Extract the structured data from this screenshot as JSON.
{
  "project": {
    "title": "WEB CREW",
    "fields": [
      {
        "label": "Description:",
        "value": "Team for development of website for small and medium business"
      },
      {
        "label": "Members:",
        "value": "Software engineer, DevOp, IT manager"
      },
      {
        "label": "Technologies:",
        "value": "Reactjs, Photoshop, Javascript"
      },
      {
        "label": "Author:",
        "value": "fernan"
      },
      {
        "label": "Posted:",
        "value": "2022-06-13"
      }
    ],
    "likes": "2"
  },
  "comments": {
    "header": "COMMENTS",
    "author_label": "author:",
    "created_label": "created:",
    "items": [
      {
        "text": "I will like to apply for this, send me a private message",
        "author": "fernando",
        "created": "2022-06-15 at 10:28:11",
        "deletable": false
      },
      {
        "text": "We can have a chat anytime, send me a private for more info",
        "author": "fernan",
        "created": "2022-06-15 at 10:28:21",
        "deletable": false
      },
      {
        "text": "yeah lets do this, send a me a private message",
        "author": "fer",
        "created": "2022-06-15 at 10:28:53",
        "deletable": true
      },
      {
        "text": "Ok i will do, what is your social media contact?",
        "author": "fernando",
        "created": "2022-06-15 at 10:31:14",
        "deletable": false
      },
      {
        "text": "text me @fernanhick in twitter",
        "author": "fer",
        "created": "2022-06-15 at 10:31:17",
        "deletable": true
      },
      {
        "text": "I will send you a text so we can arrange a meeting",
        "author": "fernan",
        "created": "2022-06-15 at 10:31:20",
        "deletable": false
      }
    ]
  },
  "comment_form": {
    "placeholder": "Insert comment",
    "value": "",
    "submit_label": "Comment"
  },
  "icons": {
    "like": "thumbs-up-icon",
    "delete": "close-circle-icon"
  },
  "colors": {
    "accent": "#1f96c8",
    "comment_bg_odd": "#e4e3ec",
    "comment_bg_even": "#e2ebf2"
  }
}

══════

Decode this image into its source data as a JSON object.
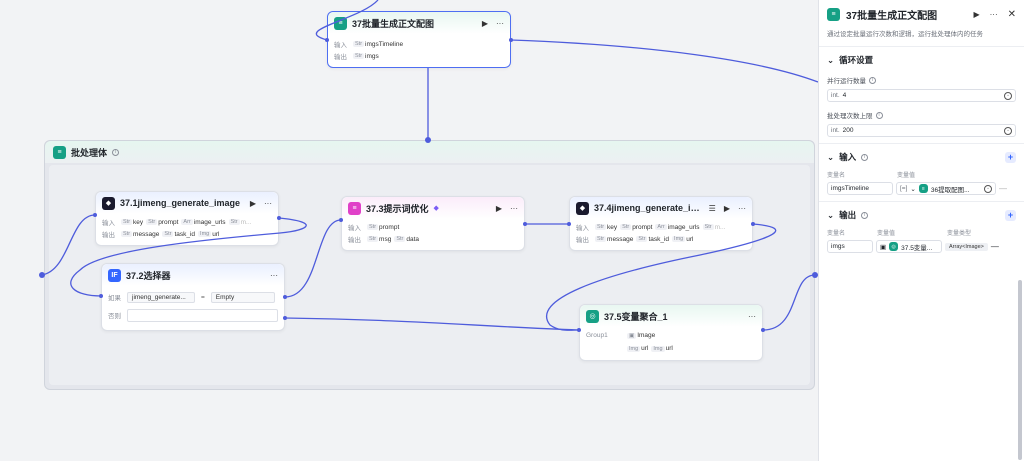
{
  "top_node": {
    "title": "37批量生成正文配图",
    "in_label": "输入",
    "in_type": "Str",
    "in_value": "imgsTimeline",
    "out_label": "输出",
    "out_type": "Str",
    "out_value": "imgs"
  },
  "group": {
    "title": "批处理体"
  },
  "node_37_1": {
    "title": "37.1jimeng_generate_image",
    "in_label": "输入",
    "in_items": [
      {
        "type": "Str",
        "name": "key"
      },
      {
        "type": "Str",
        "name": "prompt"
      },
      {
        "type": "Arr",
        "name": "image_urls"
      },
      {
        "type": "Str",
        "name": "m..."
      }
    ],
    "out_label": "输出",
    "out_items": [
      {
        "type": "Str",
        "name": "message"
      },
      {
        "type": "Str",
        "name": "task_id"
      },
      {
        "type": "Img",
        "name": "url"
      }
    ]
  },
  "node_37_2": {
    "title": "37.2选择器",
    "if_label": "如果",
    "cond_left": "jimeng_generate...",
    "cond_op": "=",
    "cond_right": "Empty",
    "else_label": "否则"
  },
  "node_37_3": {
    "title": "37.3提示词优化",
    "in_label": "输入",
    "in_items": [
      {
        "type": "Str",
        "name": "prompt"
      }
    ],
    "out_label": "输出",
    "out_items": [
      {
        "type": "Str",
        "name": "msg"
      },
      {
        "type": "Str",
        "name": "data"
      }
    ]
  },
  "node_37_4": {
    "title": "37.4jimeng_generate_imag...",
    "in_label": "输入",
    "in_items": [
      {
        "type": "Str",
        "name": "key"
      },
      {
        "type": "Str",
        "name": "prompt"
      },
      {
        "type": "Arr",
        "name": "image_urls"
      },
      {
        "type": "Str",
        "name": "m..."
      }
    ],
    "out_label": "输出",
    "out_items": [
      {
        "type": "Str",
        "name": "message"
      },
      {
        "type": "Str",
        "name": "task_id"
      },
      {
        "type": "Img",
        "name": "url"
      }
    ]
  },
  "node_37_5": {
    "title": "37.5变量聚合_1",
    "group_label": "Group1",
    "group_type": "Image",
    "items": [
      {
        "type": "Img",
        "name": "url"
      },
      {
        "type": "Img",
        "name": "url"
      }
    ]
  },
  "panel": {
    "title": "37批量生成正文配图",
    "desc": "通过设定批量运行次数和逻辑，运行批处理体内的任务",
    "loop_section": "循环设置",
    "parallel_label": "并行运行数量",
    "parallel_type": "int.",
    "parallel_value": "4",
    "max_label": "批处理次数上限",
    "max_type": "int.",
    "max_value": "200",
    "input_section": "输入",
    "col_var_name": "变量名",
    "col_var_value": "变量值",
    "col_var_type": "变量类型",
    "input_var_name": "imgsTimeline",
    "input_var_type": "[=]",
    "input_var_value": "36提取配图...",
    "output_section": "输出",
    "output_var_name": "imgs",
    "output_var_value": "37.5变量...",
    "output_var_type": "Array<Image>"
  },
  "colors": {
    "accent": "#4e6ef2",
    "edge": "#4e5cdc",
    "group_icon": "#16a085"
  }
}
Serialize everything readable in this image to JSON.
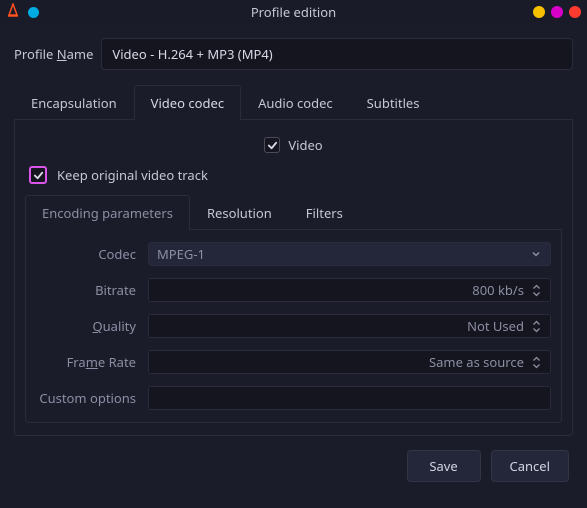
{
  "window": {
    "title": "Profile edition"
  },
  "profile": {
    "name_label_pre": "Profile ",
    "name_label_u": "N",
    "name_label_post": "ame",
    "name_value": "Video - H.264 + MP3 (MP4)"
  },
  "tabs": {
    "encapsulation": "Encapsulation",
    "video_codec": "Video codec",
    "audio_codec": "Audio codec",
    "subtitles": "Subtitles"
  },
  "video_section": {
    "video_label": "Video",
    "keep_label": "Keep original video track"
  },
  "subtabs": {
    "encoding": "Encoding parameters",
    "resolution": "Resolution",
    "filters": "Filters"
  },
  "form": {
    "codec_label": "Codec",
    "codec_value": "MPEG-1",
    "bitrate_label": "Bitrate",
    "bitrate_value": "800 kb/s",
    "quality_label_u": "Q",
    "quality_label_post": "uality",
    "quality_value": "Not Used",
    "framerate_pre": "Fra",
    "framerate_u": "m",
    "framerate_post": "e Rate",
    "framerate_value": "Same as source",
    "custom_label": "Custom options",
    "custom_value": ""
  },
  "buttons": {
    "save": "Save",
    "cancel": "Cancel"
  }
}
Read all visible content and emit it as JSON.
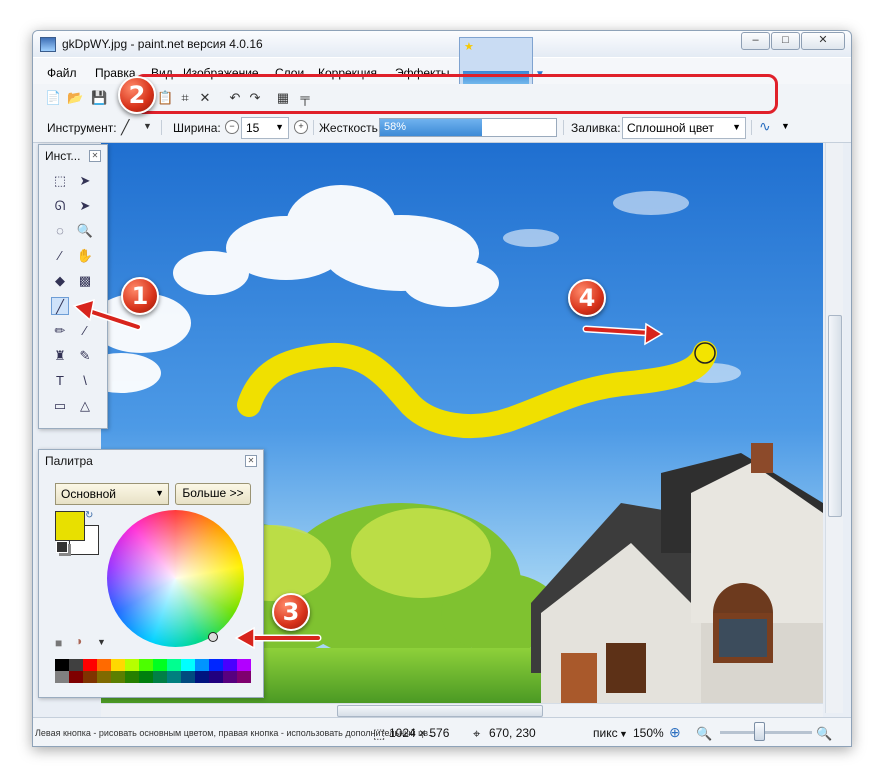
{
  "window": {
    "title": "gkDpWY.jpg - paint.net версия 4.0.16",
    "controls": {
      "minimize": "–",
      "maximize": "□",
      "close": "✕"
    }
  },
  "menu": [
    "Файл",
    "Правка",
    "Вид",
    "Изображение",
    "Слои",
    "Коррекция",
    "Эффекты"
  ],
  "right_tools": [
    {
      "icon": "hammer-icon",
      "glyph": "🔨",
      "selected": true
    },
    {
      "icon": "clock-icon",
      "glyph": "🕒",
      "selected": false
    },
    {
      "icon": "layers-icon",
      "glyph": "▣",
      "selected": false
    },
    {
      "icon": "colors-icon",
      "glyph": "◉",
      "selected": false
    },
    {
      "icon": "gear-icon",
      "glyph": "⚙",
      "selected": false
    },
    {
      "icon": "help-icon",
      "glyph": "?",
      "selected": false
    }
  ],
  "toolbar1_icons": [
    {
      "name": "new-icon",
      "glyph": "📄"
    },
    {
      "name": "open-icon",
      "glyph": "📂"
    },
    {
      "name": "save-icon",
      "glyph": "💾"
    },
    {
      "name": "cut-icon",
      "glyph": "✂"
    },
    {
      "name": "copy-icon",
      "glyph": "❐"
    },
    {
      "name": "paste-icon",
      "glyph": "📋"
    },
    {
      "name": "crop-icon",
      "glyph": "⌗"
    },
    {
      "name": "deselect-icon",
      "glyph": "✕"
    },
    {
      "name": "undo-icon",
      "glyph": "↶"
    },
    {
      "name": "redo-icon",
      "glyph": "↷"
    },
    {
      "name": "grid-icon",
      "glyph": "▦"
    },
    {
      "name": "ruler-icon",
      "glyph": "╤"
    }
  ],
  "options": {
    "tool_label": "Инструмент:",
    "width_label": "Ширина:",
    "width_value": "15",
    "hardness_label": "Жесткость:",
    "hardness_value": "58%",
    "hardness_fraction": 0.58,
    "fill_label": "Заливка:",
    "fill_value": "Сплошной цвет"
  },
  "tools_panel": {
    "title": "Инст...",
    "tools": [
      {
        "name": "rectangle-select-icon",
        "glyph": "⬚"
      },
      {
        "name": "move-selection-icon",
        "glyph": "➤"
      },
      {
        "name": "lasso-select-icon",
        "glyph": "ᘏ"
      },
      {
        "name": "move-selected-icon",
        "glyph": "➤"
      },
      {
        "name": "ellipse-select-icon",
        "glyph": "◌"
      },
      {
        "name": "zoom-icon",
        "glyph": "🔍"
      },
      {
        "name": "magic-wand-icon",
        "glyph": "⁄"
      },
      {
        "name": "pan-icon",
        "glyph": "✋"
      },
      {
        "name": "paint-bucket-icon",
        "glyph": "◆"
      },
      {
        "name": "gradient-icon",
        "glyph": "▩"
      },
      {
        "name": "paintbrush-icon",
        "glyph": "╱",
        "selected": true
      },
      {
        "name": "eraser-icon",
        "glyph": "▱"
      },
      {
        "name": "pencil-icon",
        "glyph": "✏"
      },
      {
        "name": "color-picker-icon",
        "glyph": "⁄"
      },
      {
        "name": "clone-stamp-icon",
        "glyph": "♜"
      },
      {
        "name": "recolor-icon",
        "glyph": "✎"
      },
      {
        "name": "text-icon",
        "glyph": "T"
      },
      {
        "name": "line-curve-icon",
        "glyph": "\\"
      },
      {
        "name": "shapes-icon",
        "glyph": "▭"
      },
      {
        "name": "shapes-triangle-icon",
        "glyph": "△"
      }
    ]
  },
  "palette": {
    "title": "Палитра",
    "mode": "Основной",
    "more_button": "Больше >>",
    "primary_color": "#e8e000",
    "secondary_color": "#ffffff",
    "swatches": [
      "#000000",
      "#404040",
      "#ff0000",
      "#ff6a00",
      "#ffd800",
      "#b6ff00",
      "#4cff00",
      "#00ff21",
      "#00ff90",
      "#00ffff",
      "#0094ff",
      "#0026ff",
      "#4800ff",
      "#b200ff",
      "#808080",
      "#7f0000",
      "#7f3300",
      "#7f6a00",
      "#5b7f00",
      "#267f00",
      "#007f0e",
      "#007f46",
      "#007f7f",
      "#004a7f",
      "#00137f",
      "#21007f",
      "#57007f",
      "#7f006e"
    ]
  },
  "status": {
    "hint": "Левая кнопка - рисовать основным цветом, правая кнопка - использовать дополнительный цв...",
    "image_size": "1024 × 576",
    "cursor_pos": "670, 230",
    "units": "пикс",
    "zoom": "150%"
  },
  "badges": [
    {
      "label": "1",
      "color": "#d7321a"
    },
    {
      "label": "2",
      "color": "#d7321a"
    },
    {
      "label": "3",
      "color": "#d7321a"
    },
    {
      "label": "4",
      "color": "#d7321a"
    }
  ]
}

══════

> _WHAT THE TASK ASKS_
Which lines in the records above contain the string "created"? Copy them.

> _WRITTEN REPLY_
    "created_label": "created:",
        "created": "2022-06-15 at 10:28:11",
        "created": "2022-06-15 at 10:28:21",
        "created": "2022-06-15 at 10:28:53",
        "created": "2022-06-15 at 10:31:14",
        "created": "2022-06-15 at 10:31:17",
        "created": "2022-06-15 at 10:31:20",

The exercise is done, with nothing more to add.